[Entries from a dataset of interfaces]
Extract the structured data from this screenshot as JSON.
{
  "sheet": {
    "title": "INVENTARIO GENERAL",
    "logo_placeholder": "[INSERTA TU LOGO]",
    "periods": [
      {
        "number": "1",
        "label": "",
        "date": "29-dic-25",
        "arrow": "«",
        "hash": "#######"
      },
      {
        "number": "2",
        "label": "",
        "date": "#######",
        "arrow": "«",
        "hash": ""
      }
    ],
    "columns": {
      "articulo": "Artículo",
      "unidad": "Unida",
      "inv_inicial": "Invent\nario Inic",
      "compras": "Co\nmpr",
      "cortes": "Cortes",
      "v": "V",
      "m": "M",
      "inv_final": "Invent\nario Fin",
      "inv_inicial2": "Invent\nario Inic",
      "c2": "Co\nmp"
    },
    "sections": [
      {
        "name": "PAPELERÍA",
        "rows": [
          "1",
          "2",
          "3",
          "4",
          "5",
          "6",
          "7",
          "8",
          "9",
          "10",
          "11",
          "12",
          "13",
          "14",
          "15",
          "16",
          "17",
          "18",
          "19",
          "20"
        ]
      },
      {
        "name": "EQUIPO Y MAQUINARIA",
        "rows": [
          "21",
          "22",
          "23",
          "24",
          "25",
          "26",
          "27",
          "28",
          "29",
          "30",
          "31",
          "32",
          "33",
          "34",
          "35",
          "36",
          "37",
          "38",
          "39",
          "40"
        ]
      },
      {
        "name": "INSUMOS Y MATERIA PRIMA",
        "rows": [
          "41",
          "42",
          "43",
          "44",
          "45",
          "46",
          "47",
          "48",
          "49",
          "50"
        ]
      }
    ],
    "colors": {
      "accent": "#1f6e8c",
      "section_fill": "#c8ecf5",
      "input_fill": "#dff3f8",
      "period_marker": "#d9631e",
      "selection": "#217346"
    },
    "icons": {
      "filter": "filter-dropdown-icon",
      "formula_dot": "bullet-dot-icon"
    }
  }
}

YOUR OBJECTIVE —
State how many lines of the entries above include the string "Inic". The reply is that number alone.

YOUR SOLUTION —
2